Conventional cooking appliances may soon be replaced by software-driven processes that incorporate three-dimensional printers and lasers. However, the commercialization of this technology might take some time to get accustomed to as people consider getting them on their kitchen countertops. Researchers from the Columbia University School of Engineering and Applied Science explored the pros and cons of 3D-printed food technology as compared to the normal food we eat, as well as the future landscape of household kitchens.
Considering that 3D food printing is still a budding technology, it needs a group of supporting industries and an environment in which to create and share recipes. The highly customizable capacity of this technology makes it practical for the plant-based meat market, where careful formulation for texture and flavor is needed to mimic real meats.
One problem of 3D food printing is the low-nutrient value of these processed foods. However, the technique will enable people to tailor and personalize their nutrition - helping chefs to localize flavors and textures in the creation of new food experiences, people with dietary restrictions, parents with picky youngsters, dieticians, and athletes who need to plan their meals. Making the food look more visually appealing by mimicking the shapes of real, pureed, texture foods will be great for patients with swallowing disorders.
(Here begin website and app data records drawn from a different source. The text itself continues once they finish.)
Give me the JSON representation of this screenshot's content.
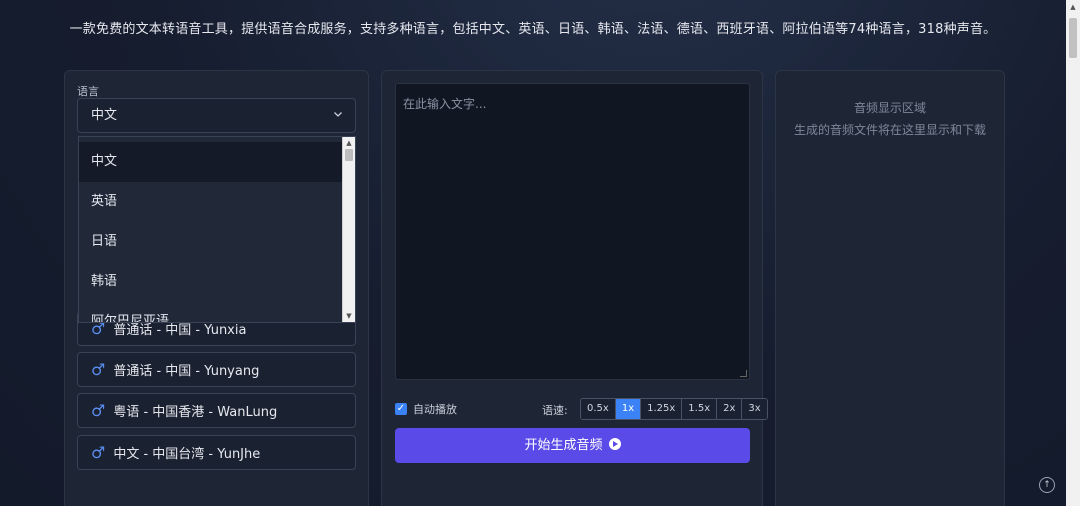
{
  "header": {
    "description": "一款免费的文本转语音工具，提供语音合成服务，支持多种语言，包括中文、英语、日语、韩语、法语、德语、西班牙语、阿拉伯语等74种语言，318种声音。"
  },
  "language": {
    "label": "语言",
    "selected": "中文",
    "options": [
      "中文",
      "英语",
      "日语",
      "韩语",
      "阿尔巴尼亚语"
    ]
  },
  "voices": [
    {
      "label": "普通话 - 中国 - Yunxia",
      "gender_icon": "male-icon"
    },
    {
      "label": "普通话 - 中国 - Yunyang",
      "gender_icon": "male-icon"
    },
    {
      "label": "粤语 - 中国香港 - WanLung",
      "gender_icon": "male-icon"
    },
    {
      "label": "中文 - 中国台湾 - YunJhe",
      "gender_icon": "male-icon"
    }
  ],
  "editor": {
    "placeholder": "在此输入文字..."
  },
  "controls": {
    "autoplay_label": "自动播放",
    "autoplay_checked": true,
    "speed_label": "语速:",
    "speeds": [
      "0.5x",
      "1x",
      "1.25x",
      "1.5x",
      "2x",
      "3x"
    ],
    "speed_selected": "1x",
    "generate_label": "开始生成音频"
  },
  "audio": {
    "title": "音频显示区域",
    "subtitle": "生成的音频文件将在这里显示和下载"
  },
  "colors": {
    "accent": "#3b82f6",
    "primary_button": "#5a4be8",
    "male_icon": "#5b8def"
  }
}
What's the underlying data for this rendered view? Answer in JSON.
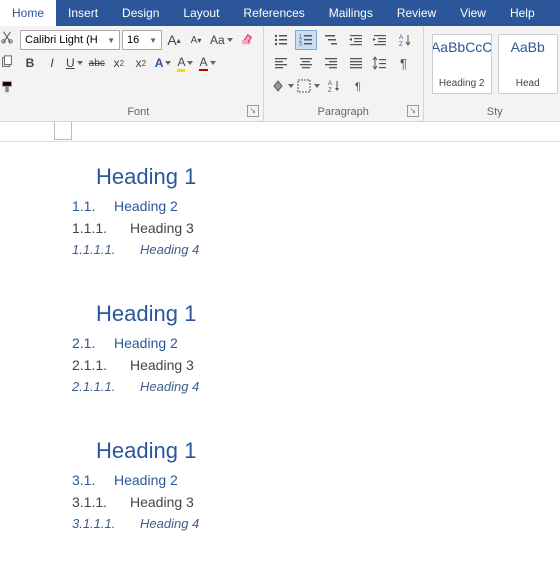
{
  "tabs": {
    "home": "Home",
    "insert": "Insert",
    "design": "Design",
    "layout": "Layout",
    "references": "References",
    "mailings": "Mailings",
    "review": "Review",
    "view": "View",
    "help": "Help"
  },
  "font": {
    "group_label": "Font",
    "name": "Calibri Light (H",
    "size": "16",
    "grow": "A",
    "shrink": "A",
    "case": "Aa",
    "bold": "B",
    "italic": "I",
    "underline": "U",
    "strike": "abc",
    "sub": "x",
    "sub2": "2",
    "sup": "x",
    "sup2": "2",
    "effects": "A",
    "highlight": "A",
    "color": "A"
  },
  "paragraph": {
    "group_label": "Paragraph"
  },
  "styles": {
    "group_label": "Sty",
    "preview1": "AaBbCcC",
    "label1": "Heading 2",
    "preview2": "AaBb",
    "label2": "Head"
  },
  "doc": {
    "sections": [
      {
        "h1": "Heading 1",
        "h2n": "1.1.",
        "h2": "Heading 2",
        "h3n": "1.1.1.",
        "h3": "Heading 3",
        "h4n": "1.1.1.1.",
        "h4": "Heading 4"
      },
      {
        "h1": "Heading 1",
        "h2n": "2.1.",
        "h2": "Heading 2",
        "h3n": "2.1.1.",
        "h3": "Heading 3",
        "h4n": "2.1.1.1.",
        "h4": "Heading 4"
      },
      {
        "h1": "Heading 1",
        "h2n": "3.1.",
        "h2": "Heading 2",
        "h3n": "3.1.1.",
        "h3": "Heading 3",
        "h4n": "3.1.1.1.",
        "h4": "Heading 4"
      }
    ]
  }
}
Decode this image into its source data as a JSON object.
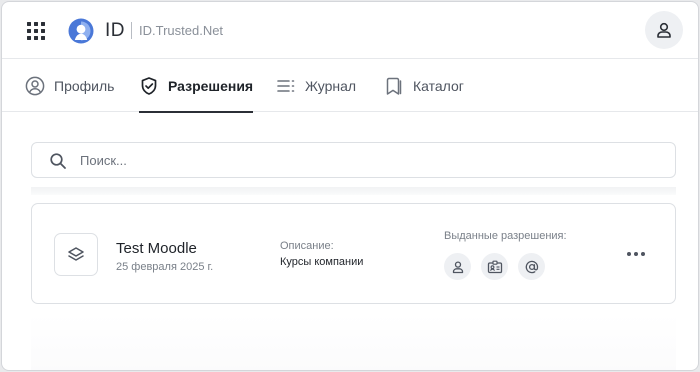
{
  "header": {
    "brand": "ID",
    "domain": "ID.Trusted.Net"
  },
  "icons": {
    "apps": "apps-grid-icon",
    "logo": "trusted-id-logo",
    "profile": "user-icon"
  },
  "tabs": [
    {
      "label": "Профиль",
      "icon": "user-circle-icon",
      "active": false
    },
    {
      "label": "Разрешения",
      "icon": "shield-check-icon",
      "active": true
    },
    {
      "label": "Журнал",
      "icon": "list-icon",
      "active": false
    },
    {
      "label": "Каталог",
      "icon": "bookmark-icon",
      "active": false
    }
  ],
  "search": {
    "placeholder": "Поиск...",
    "value": ""
  },
  "cards": [
    {
      "title": "Test Moodle",
      "date": "25 февраля 2025 г.",
      "description_label": "Описание:",
      "description": "Курсы компании",
      "permissions_label": "Выданные разрешения:",
      "permission_icons": [
        "user-icon",
        "id-card-icon",
        "at-sign-icon"
      ]
    }
  ],
  "colors": {
    "accent": "#2b2f36",
    "logo_blue": "#4a78d8",
    "muted": "#7a8089",
    "chip_bg": "#eef0f3"
  }
}
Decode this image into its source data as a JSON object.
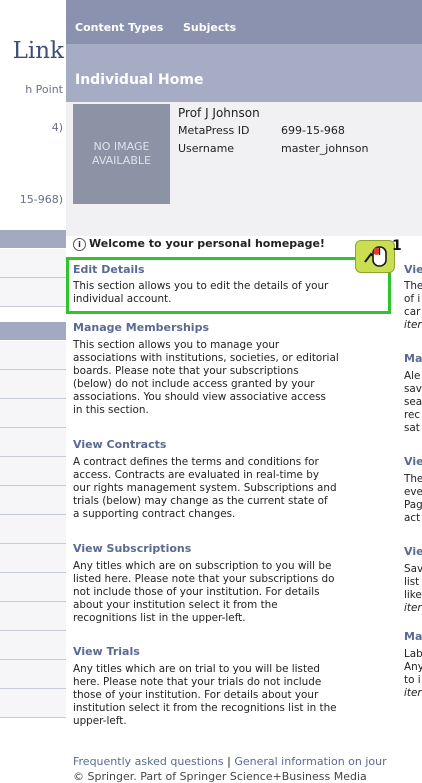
{
  "sidebar": {
    "logo_fragment": "Link",
    "line1": "h Point",
    "line2": "4)",
    "line3": "15-968)"
  },
  "nav": {
    "content_types": "Content Types",
    "subjects": "Subjects"
  },
  "section_title": "Individual Home",
  "profile": {
    "no_image": "NO IMAGE AVAILABLE",
    "name": "Prof J Johnson",
    "metapress_label": "MetaPress ID",
    "metapress_value": "699-15-968",
    "username_label": "Username",
    "username_value": "master_johnson"
  },
  "welcome": "Welcome to your personal homepage!",
  "sections": {
    "edit": {
      "title": "Edit Details",
      "l1": "This section allows you to edit the details of your",
      "l2": "individual account."
    },
    "memberships": {
      "title": "Manage Memberships",
      "l1": "This section allows you to manage your",
      "l2": "associations with institutions, societies, or editorial",
      "l3": "boards. Please note that your subscriptions",
      "l4": "(below) do not include access granted by your",
      "l5": "associations. You should view associative access",
      "l6": "in this section."
    },
    "contracts": {
      "title": "View Contracts",
      "l1": "A contract defines the terms and conditions for",
      "l2": "access. Contracts are evaluated in real-time by",
      "l3": "our rights management system. Subscriptions and",
      "l4": "trials (below) may change as the current state of",
      "l5": "a supporting contract changes."
    },
    "subscriptions": {
      "title": "View Subscriptions",
      "l1": "Any titles which are on subscription to you will be",
      "l2": "listed here. Please note that your subscriptions do",
      "l3": "not include those of your institution. For details",
      "l4": "about your institution select it from the",
      "l5": "recognitions list in the upper-left."
    },
    "trials": {
      "title": "View Trials",
      "l1": "Any titles which are on trial to you will be listed",
      "l2": "here. Please note that your trials do not include",
      "l3": "those of your institution. For details about your",
      "l4": "institution select it from the recognitions list in the",
      "l5": "upper-left."
    }
  },
  "right_col": {
    "h1": "Vie",
    "a1": "The",
    "a2": "of i",
    "a3": "car",
    "a4": "iter",
    "h2": "Ma",
    "b1": "Ale",
    "b2": "sav",
    "b3": "sea",
    "b4": "rec",
    "b5": "sat",
    "h3": "Vie",
    "c1": "The",
    "c2": "eve",
    "c3": "Pag",
    "c4": "act",
    "h4": "Vie",
    "d1": "Sav",
    "d2": "list",
    "d3": "like",
    "d4": "iter",
    "h5": "Ma",
    "e1": "Lab",
    "e2": "Any",
    "e3": "to i",
    "e4": "iter"
  },
  "step_number": "1",
  "footer": {
    "faq": "Frequently asked questions",
    "sep": "|",
    "general": "General information on jour",
    "copyright": "© Springer. Part of Springer Science+Business Media"
  },
  "colors": {
    "highlight": "#2dc52b",
    "header_bar": "#8b92af",
    "link": "#5a6a92"
  }
}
And with the heightened need for safety amidst the COVID-19 pandemic, food prepared with less human handling lowers the risk of contracting foodborne illness and disease transmission.